Seven years and 20,000 units sold later, the i8 plug-in hybrid sports car bows out with no replacement in sight (for now)
It’s difficult to believe, given how current it still looks, but it’s been 11 years since the BMW Vision EfficientDynamics, the precursor to the i8, made its debut at the 2009 Frankfurt Motor Show.
For that matter, how relevant the design of the production car, the i8, still looks, seven years after its production debut in 2014. Or, for that matter, its plug-in hybrid all-wheel-drive powertrain featuring a 1.5-litre turbocharged engine driving the rear wheels and electric motoring powering the front axle.
That’s not even mentioning its carbon fibre chassis and thermoplastic body panels, with the former on prominent display in the door sills once the dramatic beetle-wing doors are lifted open.
And while the concept car’s promise of a three-cylinder turbodiesel, thumping 850Nm torque output and 0.22 drag coefficient never really crystallised on the production i8 (the reality was a three-cylinder turbo petrol engine, 570Nm and 0.26 drag coefficient), let’s not forget that the car was truly groundbreaking when it made its debut.
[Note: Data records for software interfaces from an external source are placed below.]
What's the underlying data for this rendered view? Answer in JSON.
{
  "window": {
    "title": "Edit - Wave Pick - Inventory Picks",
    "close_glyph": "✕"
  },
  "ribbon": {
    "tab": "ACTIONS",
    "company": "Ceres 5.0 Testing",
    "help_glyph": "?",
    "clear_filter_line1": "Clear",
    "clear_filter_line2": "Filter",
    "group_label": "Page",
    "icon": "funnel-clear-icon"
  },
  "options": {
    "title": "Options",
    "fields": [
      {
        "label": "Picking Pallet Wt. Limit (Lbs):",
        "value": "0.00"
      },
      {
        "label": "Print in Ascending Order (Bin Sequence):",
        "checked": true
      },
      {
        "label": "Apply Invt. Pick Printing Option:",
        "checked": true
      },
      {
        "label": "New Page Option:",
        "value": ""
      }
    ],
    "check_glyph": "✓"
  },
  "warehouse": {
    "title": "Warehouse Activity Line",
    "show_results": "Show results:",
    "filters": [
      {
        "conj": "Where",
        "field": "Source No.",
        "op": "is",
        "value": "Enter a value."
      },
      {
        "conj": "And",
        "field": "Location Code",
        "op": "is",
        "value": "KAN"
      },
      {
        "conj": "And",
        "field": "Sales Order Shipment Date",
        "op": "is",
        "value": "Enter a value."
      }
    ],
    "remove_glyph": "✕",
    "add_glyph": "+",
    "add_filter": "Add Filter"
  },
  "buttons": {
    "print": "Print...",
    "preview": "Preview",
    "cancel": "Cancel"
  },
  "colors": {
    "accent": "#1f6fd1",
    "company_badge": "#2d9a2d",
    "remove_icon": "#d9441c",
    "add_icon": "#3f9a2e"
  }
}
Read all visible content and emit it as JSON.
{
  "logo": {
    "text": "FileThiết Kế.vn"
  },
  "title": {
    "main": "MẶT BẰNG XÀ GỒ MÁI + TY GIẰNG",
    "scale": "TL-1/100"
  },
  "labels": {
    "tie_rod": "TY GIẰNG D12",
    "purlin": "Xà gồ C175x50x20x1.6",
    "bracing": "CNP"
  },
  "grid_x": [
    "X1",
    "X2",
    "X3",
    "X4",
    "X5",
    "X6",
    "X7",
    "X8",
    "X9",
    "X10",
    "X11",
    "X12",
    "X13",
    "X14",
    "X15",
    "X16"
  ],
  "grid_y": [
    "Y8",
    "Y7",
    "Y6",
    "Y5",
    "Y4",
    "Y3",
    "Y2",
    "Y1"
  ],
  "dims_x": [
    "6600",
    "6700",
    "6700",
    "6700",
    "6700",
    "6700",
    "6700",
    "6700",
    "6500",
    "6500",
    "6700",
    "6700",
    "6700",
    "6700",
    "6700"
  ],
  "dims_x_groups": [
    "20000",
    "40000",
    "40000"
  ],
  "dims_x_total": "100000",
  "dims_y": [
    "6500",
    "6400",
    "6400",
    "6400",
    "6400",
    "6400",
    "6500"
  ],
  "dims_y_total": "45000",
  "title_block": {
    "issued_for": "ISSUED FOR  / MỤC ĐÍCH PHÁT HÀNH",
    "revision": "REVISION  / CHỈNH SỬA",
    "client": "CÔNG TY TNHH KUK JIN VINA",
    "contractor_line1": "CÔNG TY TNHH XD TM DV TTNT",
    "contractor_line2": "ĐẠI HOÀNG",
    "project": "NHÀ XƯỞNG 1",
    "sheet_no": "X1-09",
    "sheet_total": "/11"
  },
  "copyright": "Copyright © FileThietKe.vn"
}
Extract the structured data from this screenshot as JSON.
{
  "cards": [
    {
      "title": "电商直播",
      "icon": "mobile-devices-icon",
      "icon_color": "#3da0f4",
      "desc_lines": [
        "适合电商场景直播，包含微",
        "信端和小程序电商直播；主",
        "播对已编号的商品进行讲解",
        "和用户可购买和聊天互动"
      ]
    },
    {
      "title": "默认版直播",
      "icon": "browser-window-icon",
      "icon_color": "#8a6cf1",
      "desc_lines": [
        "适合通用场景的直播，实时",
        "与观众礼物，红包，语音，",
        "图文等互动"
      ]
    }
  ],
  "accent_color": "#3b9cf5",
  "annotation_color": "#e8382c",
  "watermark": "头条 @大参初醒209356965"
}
In addition to its carbon fibre construction and hybrid nature, the i8 would also herald the return of the 8-badged BMW at the head of the Bavarian carmaker’s sports car lineup after a hiatus of a decade-and-a-half. This would be followed a little while later with a ‘proper’ 8 Series in 2018, a lineup that has now expanded to include a soft-top convertible and a four-door coupe.
At any rate, for all the i8 has done for the BMW brand, it’s time for it to say goodbye. Because from next month the i8 will be no more, once the last of the 200 Ultimate Sophisto Edition cars roll off the assembly line at BMW’s Leipzig plant.
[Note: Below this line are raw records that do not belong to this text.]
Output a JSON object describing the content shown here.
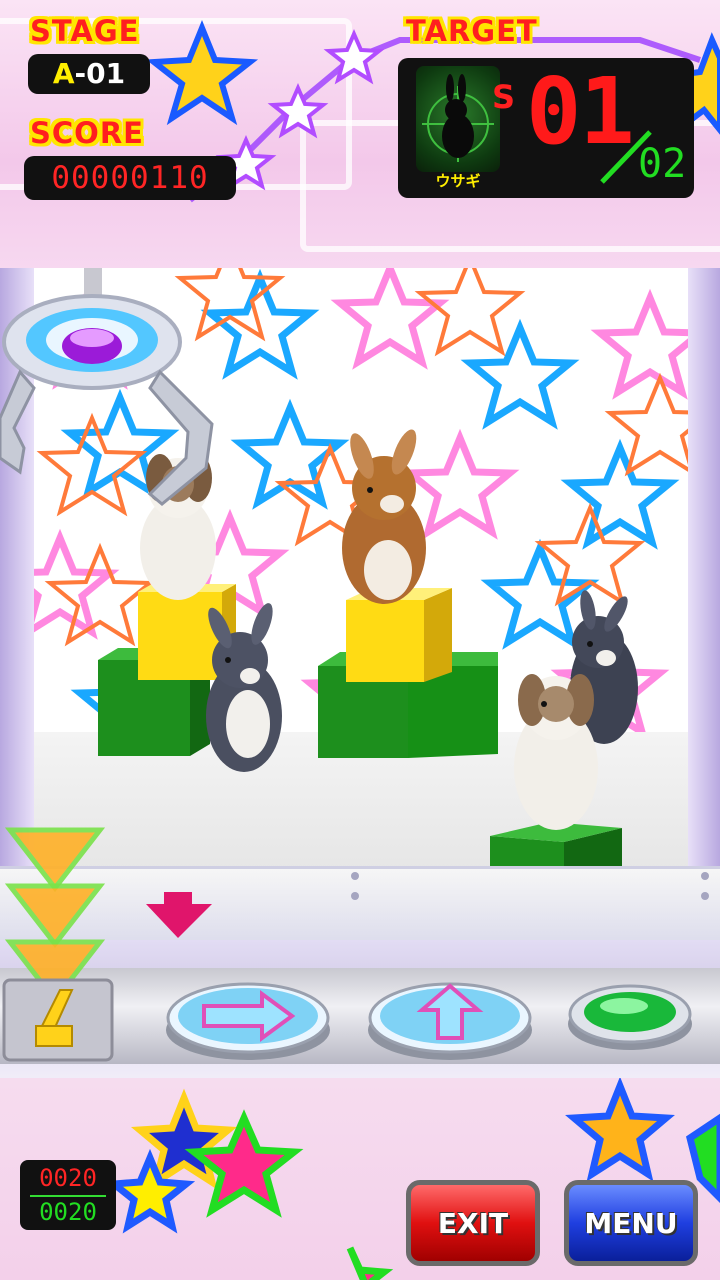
{
  "hud": {
    "stage_label": "STAGE",
    "stage_letter": "A",
    "stage_number": "-01",
    "score_label": "SCORE",
    "score_value": "00000110",
    "target_label": "TARGET",
    "target_rank": "S",
    "target_name": "ウサギ",
    "target_caught": "01",
    "target_total": "02"
  },
  "controls": {
    "move_right_icon": "arrow-right-icon",
    "move_up_icon": "arrow-up-icon",
    "action_icon": "green-button"
  },
  "credits": {
    "top": "0020",
    "bottom": "0020"
  },
  "buttons": {
    "exit_label": "EXIT",
    "menu_label": "MENU"
  },
  "colors": {
    "score_digits": "#ff2525",
    "total_digits": "#22dd22",
    "label_fill": "#ff1f1f",
    "label_outline": "#ffe600",
    "exit": "#e01010",
    "menu": "#1f3fe0"
  }
}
At the moment, there are no plans for replacing the i8, though there is at least some clue as to what it could be. The upcoming i8 successor could take the form of the Vision M Next concept shown in the middle of last year.
If the concept is to be believed, the upcoming i8 successor could be badged an M car, the first M-badged model to have hybrid power. And this is purely speculation on our part, but the next time you see the i8, it could very well be called the M1.
The press materials for the concept mention that its rear louvres and stylised taillights shaped to look like the BMW roundel are modern homages to Munich’s first – and only to date – supercar.
Even if it does materialise, it won’t be for a few more years yet, until after the launch of more mainstream models like production versions of the Vision iNext SUV and Vision Next 100 full-sized saloon.
Whatever the case may be, we’re sure you’ll enjoy the gallery above of the i8 and its journey from concept to production car… and beyond.